The upscale image associated with the Top-Sider was not what was intended by their inventor, Paul Sperry (18941982). A devoted sailor, Sperry one day noticed that his cocker spaniel, Prince, had much better traction on a slippery boat deck than he did. Examining the dog's paws, Sperry observed a crisscrossing web of cracks and splits. Sperry began experimenting by making razor cuts in the surface of a slab of gum rubber that he used as a shoe sole. By 1935 he had created a herringbone (a weave that creates rows of parallel lines sloping in opposite directions) pattern of cuts that reduced slipping dramatically. He worked with the Converse Rubber Company, a tennis shoe manufacturer, to produce the soles and then mount them to a leather moccasin-style top to create the Sperry Top-Sider.

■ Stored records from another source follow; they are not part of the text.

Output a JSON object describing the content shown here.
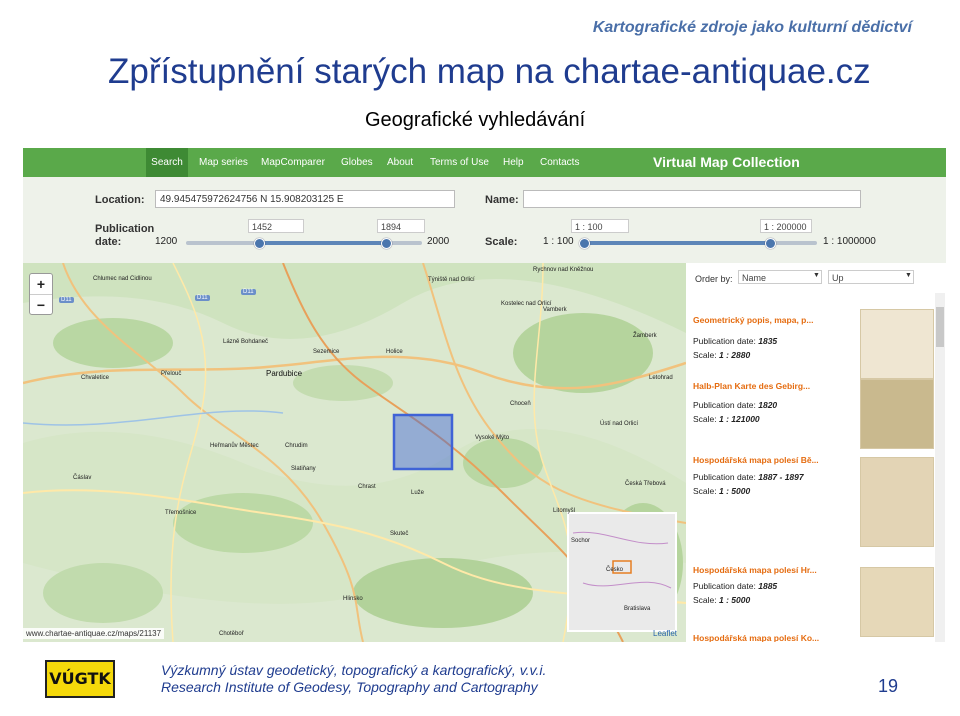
{
  "slide": {
    "header_top": "Kartografické zdroje jako kulturní dědictví",
    "title": "Zpřístupnění starých map na chartae-antiquae.cz",
    "subtitle": "Geografické vyhledávání",
    "footer_line1": "Výzkumný ústav geodetický, topografický a kartografický, v.v.i.",
    "footer_line2": "Research Institute of Geodesy, Topography and Cartography",
    "page_number": "19",
    "logo_text": "VÚGTK"
  },
  "nav": {
    "items": [
      "Search",
      "Map series",
      "MapComparer",
      "Globes",
      "About",
      "Terms of Use",
      "Help",
      "Contacts"
    ],
    "active": "Search",
    "brand": "Virtual Map Collection",
    "color": "#5aa94a"
  },
  "form": {
    "location_label": "Location:",
    "location_value": "49.945475972624756 N 15.908203125 E",
    "name_label": "Name:",
    "name_value": "",
    "pubdate_label": "Publication date:",
    "pubdate_min": "1200",
    "pubdate_max": "2000",
    "pubdate_from": "1452",
    "pubdate_to": "1894",
    "scale_label": "Scale:",
    "scale_min": "1 : 100",
    "scale_max": "1 : 1000000",
    "scale_from": "1 : 100",
    "scale_to": "1 : 200000"
  },
  "map": {
    "zoom_in": "+",
    "zoom_out": "−",
    "url": "www.chartae-antiquae.cz/maps/21137",
    "attribution": "Leaflet",
    "labels": [
      "Chlumec nad Cidlinou",
      "Týniště nad Orlicí",
      "Rychnov nad Kněžnou",
      "Kostelec nad Orlicí",
      "Vamberk",
      "Lázně Bohdaneč",
      "Sezemice",
      "Holice",
      "Přelouč",
      "Pardubice",
      "Chvaletice",
      "Choceň",
      "Vysoké Mýto",
      "Ústí nad Orlicí",
      "Heřmanův Městec",
      "Chrudim",
      "Slatiňany",
      "Čáslav",
      "Chrast",
      "Luže",
      "Třemošnice",
      "Skuteč",
      "Hlinsko",
      "Chotěboř",
      "Žamberk",
      "Letohrad",
      "Česká Třebová",
      "Litomyšl",
      "Bratislava",
      "Česko",
      "Sochor"
    ],
    "road_labels": [
      "D11",
      "D11",
      "D11"
    ]
  },
  "results": {
    "order_label": "Order by:",
    "order_value": "Name",
    "direction_value": "Up",
    "items": [
      {
        "title": "Geometrický popis, mapa, p...",
        "date_label": "Publication date:",
        "date": "1835",
        "scale_label": "Scale:",
        "scale": "1 : 2880"
      },
      {
        "title": "Halb-Plan Karte des Gebirg...",
        "date_label": "Publication date:",
        "date": "1820",
        "scale_label": "Scale:",
        "scale": "1 : 121000"
      },
      {
        "title": "Hospodářská mapa polesí Bě...",
        "date_label": "Publication date:",
        "date": "1887 - 1897",
        "scale_label": "Scale:",
        "scale": "1 : 5000"
      },
      {
        "title": "Hospodářská mapa polesí Hr...",
        "date_label": "Publication date:",
        "date": "1885",
        "scale_label": "Scale:",
        "scale": "1 : 5000"
      },
      {
        "title": "Hospodářská mapa polesí Ko...",
        "date_label": "",
        "date": "",
        "scale_label": "",
        "scale": ""
      }
    ]
  },
  "colors": {
    "title": "#1f3c8f",
    "header": "#4a6fa8",
    "result_title": "#e56c10",
    "selection": "#3f63d6"
  }
}
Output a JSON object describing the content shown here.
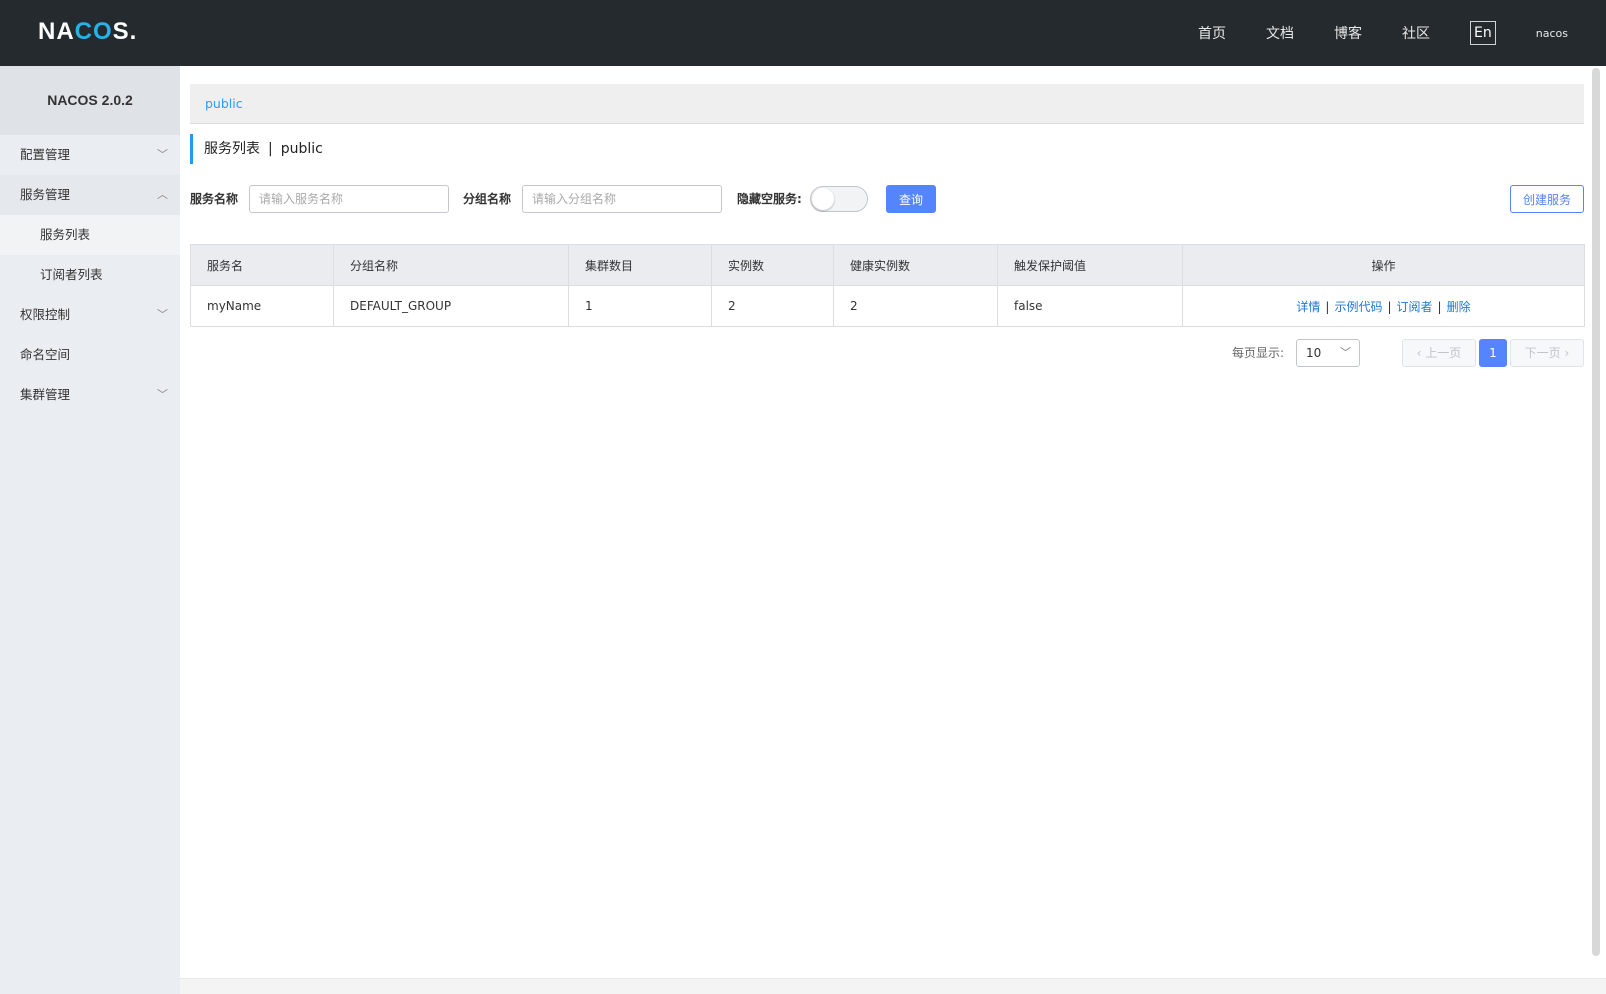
{
  "header": {
    "logo_text_1": "NA",
    "logo_text_accent": "CO",
    "logo_text_2": "S.",
    "nav": [
      "首页",
      "文档",
      "博客",
      "社区"
    ],
    "lang": "En",
    "user": "nacos"
  },
  "sidebar": {
    "title": "NACOS 2.0.2",
    "items": [
      {
        "label": "配置管理",
        "chevron": "chevron-down-icon"
      },
      {
        "label": "服务管理",
        "chevron": "chevron-up-icon"
      },
      {
        "label": "服务列表"
      },
      {
        "label": "订阅者列表"
      },
      {
        "label": "权限控制",
        "chevron": "chevron-down-icon"
      },
      {
        "label": "命名空间"
      },
      {
        "label": "集群管理",
        "chevron": "chevron-down-icon"
      }
    ]
  },
  "namespace": {
    "current": "public"
  },
  "page": {
    "title": "服务列表",
    "namespace": "public"
  },
  "filters": {
    "service_label": "服务名称",
    "service_placeholder": "请输入服务名称",
    "group_label": "分组名称",
    "group_placeholder": "请输入分组名称",
    "hide_empty_label": "隐藏空服务:",
    "query_button": "查询",
    "create_button": "创建服务"
  },
  "table": {
    "columns": [
      "服务名",
      "分组名称",
      "集群数目",
      "实例数",
      "健康实例数",
      "触发保护阈值",
      "操作"
    ],
    "rows": [
      {
        "name": "myName",
        "group": "DEFAULT_GROUP",
        "clusters": "1",
        "instances": "2",
        "healthy": "2",
        "threshold": "false"
      }
    ],
    "ops": [
      "详情",
      "示例代码",
      "订阅者",
      "删除"
    ]
  },
  "pagination": {
    "per_page_label": "每页显示:",
    "per_page": "10",
    "prev": "上一页",
    "next": "下一页",
    "current": "1"
  }
}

Sperry Top-Siders were soon widely imitated, with many manufacturers producing a variant boat shoe. In 2003 the original Sperry Top-Sider, called the Authentic Original, continued to be made exactly as the first version.

FOR MORE INFORMATION

"Top-Sider Creation." Sperry Top-Sider: Where Performance Counts. http://www.sperrytopsider.com/creation.asp (accessed on August 27, 2003).

Cite this article
Pick a style below, and copy the text for your bibliography.

  • MLA
  • Chicago
  • APA

"Top-Siders." Fashion, Costume, and Culture: Clothing, Headwear, Body Decorations, and Footwear through the Ages. . Encyclopedia.com. 16 Nov. 2018 <https://www.encyclopedia.com>.

"Top-Siders." Fashion, Costume, and Culture: Clothing, Headwear, Body Decorations, and Footwear through the Ages. . Encyclopedia.com. (November 16, 2018). https://www.encyclopedia.com/fashion/encyclopedias-almanacs-transcripts-and-maps/top-siders

"Top-Siders." Fashion, Costume, and Culture: Clothing, Headwear, Body Decorations, and Footwear through the Ages. . Retrieved November 16, 2018 from Encyclopedia.com: https://www.encyclopedia.com/fashion/encyclopedias-almanacs-transcripts-and-maps/top-siders

Learn more about citation styles

Citation styles

Encyclopedia.com gives you the ability to cite reference entries and articles according to common styles from the Modern Language Association (MLA), The Chicago Manual of Style, and the American Psychological Association (APA).

Within the “Cite this article” tool, pick a style to see how all available information looks when formatted according to that style. Then, copy and paste the text into your bibliography or works cited list.

Because each style has its own formatting nuances that evolve over time and not all information is available for every reference entry or article, Encyclopedia.com cannot guarantee each citation it generates. Therefore, it’s best to use Encyclopedia.com citations as a starting point before checking the style against your school or publication’s requirements and the most-recent information available at these sites:

Modern Language Association

http://www.mla.org/style

The Chicago Manual of Style

http://www.chicagomanualofstyle.org/tools_citationguide.html

American Psychological Association

http://apastyle.apa.org/

Notes:
  • Most online reference entries and articles do not have page numbers. Therefore, that information is unavailable for most Encyclopedia.com content. However, the date of retrieval is often important. Refer to each style’s convention regarding the best way to format page numbers and retrieval dates.
  • In addition to the MLA, Chicago, and APA styles, your school, university, publication, or institution may have its own requirements for citations. Therefore, be sure to refer to those guidelines when editing your bibliography or works cited list.